■ **EXERCISE**:
Look through the entries below and report every line that has "Setup".

(Element data from apps and pages)
_ _ _

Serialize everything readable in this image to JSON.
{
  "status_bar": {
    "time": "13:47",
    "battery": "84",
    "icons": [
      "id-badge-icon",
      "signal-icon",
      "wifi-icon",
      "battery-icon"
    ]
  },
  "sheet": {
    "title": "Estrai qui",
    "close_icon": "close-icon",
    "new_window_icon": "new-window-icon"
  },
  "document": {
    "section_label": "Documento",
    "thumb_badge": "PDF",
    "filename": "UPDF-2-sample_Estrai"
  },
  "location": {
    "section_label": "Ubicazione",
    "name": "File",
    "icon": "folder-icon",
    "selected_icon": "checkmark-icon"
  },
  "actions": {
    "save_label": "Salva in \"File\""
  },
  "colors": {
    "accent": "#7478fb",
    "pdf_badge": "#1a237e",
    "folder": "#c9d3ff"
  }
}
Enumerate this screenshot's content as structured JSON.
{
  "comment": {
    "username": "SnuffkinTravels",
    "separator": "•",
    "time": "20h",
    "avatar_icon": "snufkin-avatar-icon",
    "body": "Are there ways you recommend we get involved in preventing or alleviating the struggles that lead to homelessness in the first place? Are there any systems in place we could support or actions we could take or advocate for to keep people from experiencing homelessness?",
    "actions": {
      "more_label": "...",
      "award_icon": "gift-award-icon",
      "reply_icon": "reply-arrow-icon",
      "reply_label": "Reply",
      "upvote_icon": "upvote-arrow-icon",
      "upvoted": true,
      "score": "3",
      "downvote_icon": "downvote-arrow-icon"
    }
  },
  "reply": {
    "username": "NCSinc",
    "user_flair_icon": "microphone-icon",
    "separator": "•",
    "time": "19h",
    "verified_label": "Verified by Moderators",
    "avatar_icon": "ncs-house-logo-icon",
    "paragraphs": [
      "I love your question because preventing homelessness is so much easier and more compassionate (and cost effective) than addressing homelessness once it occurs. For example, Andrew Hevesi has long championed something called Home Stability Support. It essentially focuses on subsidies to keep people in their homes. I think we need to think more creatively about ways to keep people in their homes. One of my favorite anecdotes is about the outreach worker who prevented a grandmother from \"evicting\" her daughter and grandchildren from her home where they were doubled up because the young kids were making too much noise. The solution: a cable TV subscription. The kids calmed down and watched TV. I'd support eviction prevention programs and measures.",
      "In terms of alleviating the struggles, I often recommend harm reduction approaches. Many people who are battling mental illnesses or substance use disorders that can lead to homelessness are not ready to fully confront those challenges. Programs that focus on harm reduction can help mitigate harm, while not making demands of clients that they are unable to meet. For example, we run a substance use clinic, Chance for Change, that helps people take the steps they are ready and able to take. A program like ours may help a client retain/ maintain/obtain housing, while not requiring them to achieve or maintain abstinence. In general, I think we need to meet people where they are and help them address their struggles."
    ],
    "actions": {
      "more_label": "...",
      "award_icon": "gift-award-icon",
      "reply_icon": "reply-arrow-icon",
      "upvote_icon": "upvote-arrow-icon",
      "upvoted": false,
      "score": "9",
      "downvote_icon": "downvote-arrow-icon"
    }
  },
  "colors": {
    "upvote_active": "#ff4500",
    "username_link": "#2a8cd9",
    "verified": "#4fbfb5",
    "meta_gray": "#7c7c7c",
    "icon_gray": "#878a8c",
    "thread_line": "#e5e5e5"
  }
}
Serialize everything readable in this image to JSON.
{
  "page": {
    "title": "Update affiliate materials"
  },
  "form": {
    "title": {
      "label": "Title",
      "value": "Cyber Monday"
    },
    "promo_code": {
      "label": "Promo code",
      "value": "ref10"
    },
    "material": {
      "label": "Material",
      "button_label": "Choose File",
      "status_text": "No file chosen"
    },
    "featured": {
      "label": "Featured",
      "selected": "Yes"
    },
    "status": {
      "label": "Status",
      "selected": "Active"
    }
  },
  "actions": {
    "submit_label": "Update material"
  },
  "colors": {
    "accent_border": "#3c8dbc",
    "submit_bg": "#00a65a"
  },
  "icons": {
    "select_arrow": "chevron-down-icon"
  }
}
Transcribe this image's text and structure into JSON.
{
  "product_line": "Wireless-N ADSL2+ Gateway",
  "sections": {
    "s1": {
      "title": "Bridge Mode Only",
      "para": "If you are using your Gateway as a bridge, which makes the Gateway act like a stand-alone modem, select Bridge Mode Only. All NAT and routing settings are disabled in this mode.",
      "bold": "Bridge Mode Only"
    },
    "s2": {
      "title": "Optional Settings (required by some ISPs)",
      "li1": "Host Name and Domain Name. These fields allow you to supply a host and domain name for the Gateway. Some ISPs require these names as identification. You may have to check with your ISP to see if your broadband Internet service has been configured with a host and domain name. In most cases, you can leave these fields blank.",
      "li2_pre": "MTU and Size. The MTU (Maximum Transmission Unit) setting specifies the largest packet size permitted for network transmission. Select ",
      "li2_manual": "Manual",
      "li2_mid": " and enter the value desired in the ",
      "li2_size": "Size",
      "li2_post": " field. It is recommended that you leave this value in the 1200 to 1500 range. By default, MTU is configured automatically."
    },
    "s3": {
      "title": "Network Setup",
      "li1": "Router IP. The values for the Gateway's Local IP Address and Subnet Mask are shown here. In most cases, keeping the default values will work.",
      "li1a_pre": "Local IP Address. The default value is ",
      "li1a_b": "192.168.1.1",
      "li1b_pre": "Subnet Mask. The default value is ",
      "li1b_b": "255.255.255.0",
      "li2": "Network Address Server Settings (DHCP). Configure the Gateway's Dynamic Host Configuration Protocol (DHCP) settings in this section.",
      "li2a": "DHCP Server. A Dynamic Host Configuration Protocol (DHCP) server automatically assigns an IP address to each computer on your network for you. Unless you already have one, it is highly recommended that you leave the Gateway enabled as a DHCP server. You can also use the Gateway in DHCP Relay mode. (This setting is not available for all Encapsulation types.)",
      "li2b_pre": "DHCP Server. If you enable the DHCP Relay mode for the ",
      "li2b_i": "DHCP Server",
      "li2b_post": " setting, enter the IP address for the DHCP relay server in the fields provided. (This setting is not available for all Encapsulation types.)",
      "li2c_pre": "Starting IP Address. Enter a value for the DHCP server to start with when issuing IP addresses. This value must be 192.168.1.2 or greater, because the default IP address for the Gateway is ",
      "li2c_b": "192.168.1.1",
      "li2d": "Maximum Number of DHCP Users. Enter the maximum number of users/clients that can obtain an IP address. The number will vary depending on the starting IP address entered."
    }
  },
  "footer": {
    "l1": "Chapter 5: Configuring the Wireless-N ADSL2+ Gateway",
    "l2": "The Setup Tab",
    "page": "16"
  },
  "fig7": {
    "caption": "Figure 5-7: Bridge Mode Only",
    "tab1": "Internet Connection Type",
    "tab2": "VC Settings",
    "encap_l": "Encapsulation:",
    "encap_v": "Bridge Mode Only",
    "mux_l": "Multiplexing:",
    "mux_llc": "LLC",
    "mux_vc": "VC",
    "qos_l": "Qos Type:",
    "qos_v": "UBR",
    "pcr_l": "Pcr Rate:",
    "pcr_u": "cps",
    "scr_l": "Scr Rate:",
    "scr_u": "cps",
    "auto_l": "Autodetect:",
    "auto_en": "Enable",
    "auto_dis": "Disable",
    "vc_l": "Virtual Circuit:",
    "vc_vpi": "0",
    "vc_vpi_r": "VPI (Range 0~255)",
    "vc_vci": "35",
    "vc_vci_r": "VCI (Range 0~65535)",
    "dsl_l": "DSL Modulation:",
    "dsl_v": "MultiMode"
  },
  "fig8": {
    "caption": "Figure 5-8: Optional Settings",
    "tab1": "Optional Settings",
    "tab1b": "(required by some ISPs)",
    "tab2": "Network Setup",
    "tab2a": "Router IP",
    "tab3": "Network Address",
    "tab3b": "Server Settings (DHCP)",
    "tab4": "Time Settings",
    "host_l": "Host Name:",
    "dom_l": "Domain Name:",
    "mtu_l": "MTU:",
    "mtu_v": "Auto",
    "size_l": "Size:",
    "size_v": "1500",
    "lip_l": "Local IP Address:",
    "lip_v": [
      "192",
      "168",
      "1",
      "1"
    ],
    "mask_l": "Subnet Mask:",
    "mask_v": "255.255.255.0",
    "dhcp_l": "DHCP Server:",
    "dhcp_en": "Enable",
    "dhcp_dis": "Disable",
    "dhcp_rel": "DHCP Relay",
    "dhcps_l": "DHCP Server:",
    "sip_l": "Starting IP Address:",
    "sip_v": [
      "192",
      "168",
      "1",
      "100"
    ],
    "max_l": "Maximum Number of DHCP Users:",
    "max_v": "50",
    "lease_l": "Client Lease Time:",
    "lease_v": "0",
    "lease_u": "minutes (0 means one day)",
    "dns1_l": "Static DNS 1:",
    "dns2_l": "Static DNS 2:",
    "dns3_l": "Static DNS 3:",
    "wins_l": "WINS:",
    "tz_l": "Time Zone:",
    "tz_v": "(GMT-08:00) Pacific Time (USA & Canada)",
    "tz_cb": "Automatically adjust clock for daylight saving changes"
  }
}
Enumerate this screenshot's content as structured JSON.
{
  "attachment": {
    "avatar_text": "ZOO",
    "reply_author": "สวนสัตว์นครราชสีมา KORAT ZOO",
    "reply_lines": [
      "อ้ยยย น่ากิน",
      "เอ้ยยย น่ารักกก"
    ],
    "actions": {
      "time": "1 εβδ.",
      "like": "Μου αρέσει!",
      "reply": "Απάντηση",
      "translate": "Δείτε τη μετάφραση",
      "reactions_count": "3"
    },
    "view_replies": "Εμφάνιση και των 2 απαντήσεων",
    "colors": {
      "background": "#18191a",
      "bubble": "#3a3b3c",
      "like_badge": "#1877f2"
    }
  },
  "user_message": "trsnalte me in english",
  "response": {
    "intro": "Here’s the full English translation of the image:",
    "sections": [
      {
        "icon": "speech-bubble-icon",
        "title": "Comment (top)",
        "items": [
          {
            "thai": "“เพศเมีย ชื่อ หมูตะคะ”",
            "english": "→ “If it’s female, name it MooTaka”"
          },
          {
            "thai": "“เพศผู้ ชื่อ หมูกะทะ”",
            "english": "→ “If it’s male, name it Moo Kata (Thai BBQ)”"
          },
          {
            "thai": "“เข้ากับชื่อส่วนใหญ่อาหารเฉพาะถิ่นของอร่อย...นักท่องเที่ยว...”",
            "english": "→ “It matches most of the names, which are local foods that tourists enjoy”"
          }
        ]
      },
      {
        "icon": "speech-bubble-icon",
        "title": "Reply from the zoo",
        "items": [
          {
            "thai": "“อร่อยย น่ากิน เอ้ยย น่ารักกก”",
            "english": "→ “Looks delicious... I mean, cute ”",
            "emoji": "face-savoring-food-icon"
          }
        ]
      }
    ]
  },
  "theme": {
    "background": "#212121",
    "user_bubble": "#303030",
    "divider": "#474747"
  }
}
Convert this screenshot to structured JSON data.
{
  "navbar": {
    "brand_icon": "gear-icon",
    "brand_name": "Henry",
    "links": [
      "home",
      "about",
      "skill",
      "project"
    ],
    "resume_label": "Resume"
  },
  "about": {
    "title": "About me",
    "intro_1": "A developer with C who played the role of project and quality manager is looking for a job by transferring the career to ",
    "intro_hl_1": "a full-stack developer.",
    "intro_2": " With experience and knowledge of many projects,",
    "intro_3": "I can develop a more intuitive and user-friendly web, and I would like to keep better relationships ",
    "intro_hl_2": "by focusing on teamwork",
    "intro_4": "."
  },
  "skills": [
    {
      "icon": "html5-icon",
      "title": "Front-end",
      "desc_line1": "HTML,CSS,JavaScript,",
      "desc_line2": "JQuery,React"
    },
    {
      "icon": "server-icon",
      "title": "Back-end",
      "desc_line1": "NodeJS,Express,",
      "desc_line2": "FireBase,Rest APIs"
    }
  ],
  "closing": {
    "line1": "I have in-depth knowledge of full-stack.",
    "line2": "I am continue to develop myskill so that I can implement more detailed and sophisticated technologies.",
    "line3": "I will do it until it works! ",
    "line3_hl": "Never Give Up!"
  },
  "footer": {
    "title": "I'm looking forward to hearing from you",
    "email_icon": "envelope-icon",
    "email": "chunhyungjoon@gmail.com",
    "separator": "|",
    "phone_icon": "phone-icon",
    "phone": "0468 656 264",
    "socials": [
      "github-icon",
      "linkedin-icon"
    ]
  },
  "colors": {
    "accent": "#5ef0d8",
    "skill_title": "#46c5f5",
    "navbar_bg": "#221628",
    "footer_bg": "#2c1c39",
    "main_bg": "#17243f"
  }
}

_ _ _

■ **ANSWER FOR THE TASK**:
      "title": "Network Setup",
    "l2": "The Setup Tab",
    "tab2": "Network Setup",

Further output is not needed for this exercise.